Supplied material START

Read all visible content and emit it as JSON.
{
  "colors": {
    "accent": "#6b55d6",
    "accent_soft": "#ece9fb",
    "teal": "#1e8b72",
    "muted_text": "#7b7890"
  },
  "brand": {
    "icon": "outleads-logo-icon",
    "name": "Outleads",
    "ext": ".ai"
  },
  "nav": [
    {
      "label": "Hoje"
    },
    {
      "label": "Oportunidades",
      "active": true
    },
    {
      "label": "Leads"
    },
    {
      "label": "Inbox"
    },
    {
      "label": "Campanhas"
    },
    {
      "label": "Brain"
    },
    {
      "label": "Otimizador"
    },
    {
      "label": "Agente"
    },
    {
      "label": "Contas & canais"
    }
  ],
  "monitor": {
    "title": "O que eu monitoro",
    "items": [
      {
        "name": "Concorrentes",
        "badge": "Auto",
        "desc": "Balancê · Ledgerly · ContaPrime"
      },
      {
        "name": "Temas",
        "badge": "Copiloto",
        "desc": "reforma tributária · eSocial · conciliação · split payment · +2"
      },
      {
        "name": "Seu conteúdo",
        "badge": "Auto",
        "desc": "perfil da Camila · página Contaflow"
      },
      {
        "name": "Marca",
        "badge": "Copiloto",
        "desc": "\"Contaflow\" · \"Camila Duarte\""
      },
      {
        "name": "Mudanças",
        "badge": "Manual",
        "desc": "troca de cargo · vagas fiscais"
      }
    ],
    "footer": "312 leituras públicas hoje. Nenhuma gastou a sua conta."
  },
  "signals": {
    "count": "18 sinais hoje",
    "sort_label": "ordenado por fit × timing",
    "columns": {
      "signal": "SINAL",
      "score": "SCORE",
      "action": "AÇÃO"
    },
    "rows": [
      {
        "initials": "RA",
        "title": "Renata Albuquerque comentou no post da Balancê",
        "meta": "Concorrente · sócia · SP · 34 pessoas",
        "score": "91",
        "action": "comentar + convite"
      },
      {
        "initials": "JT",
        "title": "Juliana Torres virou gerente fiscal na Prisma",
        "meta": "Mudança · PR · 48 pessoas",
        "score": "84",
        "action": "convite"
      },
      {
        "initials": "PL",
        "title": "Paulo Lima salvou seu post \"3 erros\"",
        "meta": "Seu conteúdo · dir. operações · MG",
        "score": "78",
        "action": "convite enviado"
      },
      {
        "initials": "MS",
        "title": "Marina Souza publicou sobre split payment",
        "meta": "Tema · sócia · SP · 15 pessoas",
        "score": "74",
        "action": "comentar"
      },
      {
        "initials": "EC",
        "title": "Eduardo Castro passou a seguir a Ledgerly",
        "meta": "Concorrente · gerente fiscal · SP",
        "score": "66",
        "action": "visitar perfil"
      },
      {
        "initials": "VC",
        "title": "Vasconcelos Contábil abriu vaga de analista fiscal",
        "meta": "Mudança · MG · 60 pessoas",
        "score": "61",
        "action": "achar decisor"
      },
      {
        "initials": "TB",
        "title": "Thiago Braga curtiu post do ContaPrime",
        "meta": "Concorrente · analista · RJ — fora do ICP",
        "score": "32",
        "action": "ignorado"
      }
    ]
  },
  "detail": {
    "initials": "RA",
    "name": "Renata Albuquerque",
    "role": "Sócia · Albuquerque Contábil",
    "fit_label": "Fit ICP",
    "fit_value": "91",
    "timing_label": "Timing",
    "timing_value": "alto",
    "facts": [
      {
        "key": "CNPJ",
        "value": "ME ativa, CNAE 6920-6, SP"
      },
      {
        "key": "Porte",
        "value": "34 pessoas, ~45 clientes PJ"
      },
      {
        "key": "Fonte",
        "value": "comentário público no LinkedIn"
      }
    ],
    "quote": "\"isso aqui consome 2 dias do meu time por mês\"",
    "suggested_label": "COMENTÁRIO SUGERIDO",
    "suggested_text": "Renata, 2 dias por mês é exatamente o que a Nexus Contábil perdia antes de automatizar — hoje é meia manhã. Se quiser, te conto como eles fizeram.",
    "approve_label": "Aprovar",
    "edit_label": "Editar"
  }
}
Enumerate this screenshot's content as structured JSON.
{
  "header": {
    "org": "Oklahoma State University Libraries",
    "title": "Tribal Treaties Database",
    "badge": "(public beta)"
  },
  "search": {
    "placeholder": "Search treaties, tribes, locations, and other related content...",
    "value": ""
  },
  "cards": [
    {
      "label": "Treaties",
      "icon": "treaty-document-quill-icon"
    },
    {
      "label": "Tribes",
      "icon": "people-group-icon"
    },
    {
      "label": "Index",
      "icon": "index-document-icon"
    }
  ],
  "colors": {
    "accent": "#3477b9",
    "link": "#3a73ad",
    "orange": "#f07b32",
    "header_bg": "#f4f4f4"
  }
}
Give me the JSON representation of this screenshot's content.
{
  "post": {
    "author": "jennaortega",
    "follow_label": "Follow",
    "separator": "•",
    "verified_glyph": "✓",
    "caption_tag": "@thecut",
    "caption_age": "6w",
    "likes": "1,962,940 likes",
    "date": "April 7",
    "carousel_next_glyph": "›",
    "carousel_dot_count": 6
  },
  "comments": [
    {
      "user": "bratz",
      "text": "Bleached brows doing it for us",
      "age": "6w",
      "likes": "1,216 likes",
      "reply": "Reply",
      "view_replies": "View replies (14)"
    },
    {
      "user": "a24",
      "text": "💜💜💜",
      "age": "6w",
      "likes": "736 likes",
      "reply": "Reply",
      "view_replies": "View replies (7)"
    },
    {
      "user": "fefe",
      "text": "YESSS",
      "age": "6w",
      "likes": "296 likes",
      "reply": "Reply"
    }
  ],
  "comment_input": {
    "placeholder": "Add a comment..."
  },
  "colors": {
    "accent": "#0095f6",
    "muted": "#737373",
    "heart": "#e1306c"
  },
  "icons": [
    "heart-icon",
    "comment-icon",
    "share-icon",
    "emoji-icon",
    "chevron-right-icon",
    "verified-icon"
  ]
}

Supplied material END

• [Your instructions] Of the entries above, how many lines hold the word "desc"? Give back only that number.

• [Finished task] 5